Without changing a character, return the entries, but not the images they hold.

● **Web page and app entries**
____________________
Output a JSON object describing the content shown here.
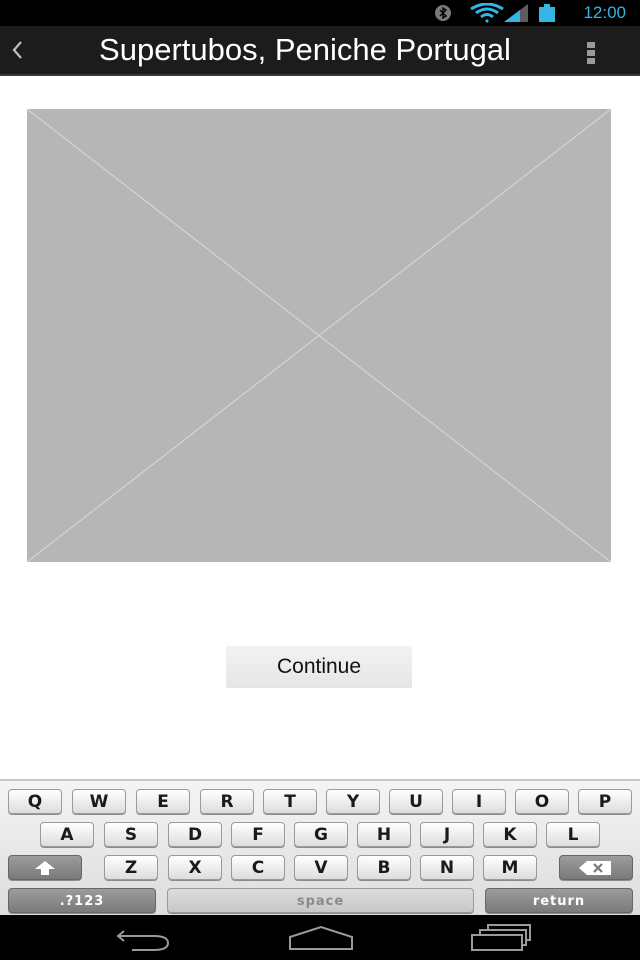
{
  "status_bar": {
    "time": "12:00",
    "icons": [
      "bluetooth-icon",
      "wifi-icon",
      "signal-icon",
      "battery-icon"
    ],
    "accent_color": "#33b5e5"
  },
  "action_bar": {
    "title": "Supertubos, Peniche Portugal",
    "back_icon": "chevron-left-icon",
    "menu_icon": "overflow-menu-icon"
  },
  "main": {
    "image_placeholder": "image-placeholder",
    "continue_label": "Continue"
  },
  "keyboard": {
    "row1": [
      "Q",
      "W",
      "E",
      "R",
      "T",
      "Y",
      "U",
      "I",
      "O",
      "P"
    ],
    "row2": [
      "A",
      "S",
      "D",
      "F",
      "G",
      "H",
      "J",
      "K",
      "L"
    ],
    "row3": [
      "Z",
      "X",
      "C",
      "V",
      "B",
      "N",
      "M"
    ],
    "symbols_label": ".?123",
    "space_label": "space",
    "return_label": "return",
    "shift_icon": "shift-icon",
    "backspace_icon": "backspace-icon"
  },
  "nav_bar": {
    "buttons": [
      "back-nav-icon",
      "home-nav-icon",
      "recents-nav-icon"
    ]
  }
}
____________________
● **Response area**
Output a JSON object describing the content shown here.
{
  "status_bar": {
    "time": "12:00",
    "icons": [
      "bluetooth-icon",
      "wifi-icon",
      "signal-icon",
      "battery-icon"
    ],
    "accent_color": "#33b5e5"
  },
  "action_bar": {
    "title": "Supertubos, Peniche Portugal",
    "back_icon": "chevron-left-icon",
    "menu_icon": "overflow-menu-icon"
  },
  "main": {
    "image_placeholder": "image-placeholder",
    "continue_label": "Continue"
  },
  "keyboard": {
    "row1": [
      "Q",
      "W",
      "E",
      "R",
      "T",
      "Y",
      "U",
      "I",
      "O",
      "P"
    ],
    "row2": [
      "A",
      "S",
      "D",
      "F",
      "G",
      "H",
      "J",
      "K",
      "L"
    ],
    "row3": [
      "Z",
      "X",
      "C",
      "V",
      "B",
      "N",
      "M"
    ],
    "symbols_label": ".?123",
    "space_label": "space",
    "return_label": "return",
    "shift_icon": "shift-icon",
    "backspace_icon": "backspace-icon"
  },
  "nav_bar": {
    "buttons": [
      "back-nav-icon",
      "home-nav-icon",
      "recents-nav-icon"
    ]
  }
}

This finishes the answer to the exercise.